For the duration of the Shanghai World Expo in Shanghai next year, an ancient jade vessel and a large and striking greenstone hei tiki will symbolize the many links between New Zealand and China.
Both items, which have been drawn from the collections of New Zealand's Otago and Shanghai museums, are carved from jade -- known as "yu" in China and pounamu in Aotearoa New Zealand. Dunedin and Shanghai are sister cities and there is a special link between the two museums.
Phillip Gibson, the Commissioner-General of the New Zealand pavilion at Shanghai said on Monday that he was delighted that the two outstanding examples of jade carving will be displayed side-by-side at the expo.
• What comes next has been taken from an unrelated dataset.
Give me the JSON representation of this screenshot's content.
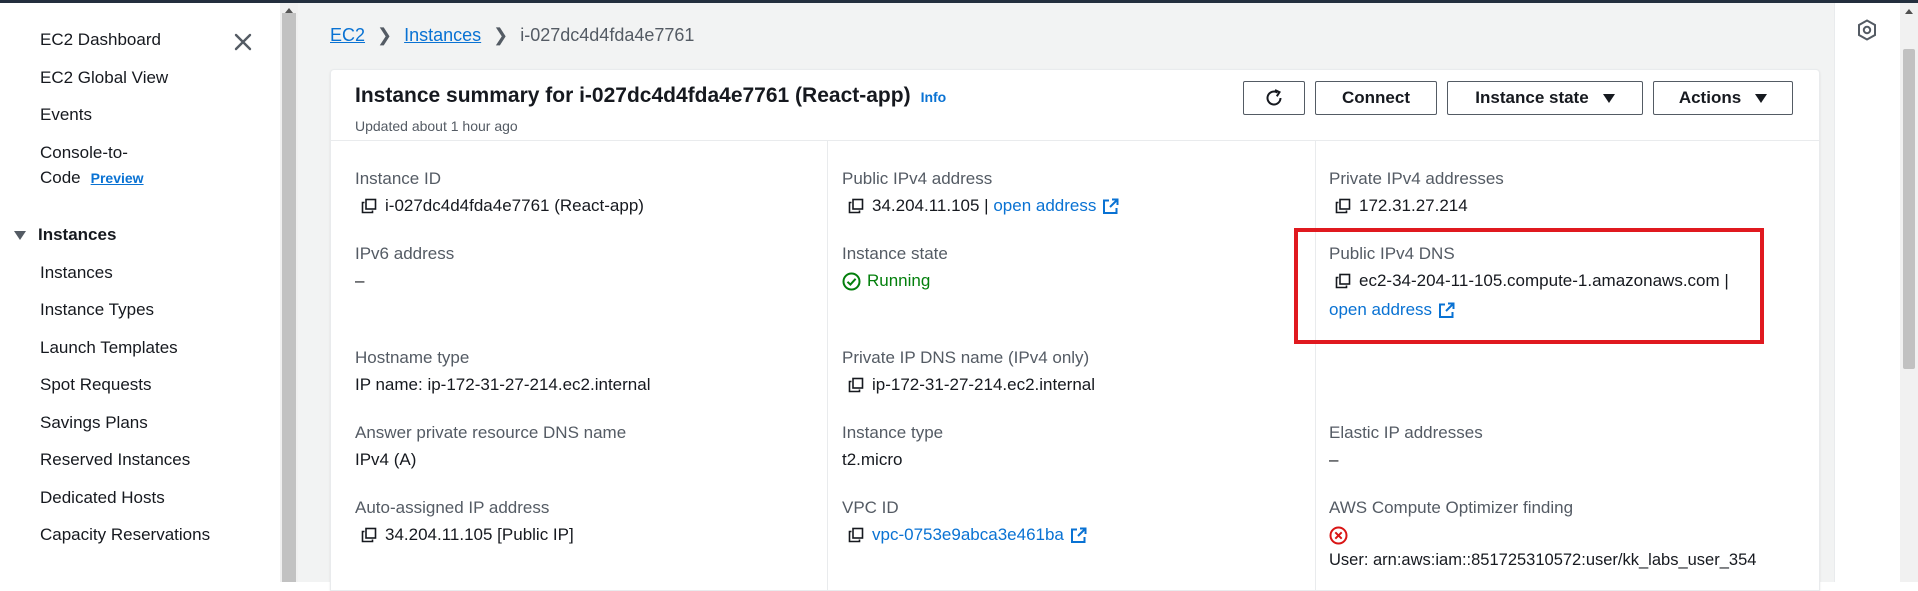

"This is something very special. We are extremely grateful to both museums. It will be a real privilege to display these ancient and revered treasures," Gibson said in a media statement.
The two items will be displayed in the VIP area of the New Zealand pavilion for the six months the expo will be open.
The jade cong is a tall vessel, standing 21.6 cm high. Its exterior is square while the inside is circular. It was carved during the period of the Liangzhu culture, the last Neolithic jadeculture of the Yangtze River Delta, which flourished from 3500 BC to 2500 BC.
Jade has long been valued in both Chinese and New Zealand cultures, both for its range of colours and intrinsic beauty, and also for what it represents. In Chinese culture, jade can symbolize virtue and wisdom. In Maori culture, the pounamu hei tiki may symbolize chieftainship and status.
Measuring 16 cm high and 9.6 cm wide, the hei tiki is large and has eyes made from inset paua shell.
Gibson said the Shanghai expo was a "unique opportunity" for New Zealand in China. "We intend to have a distinctive presence, one that the several million visitors who will visit our pavilion will remember," he added.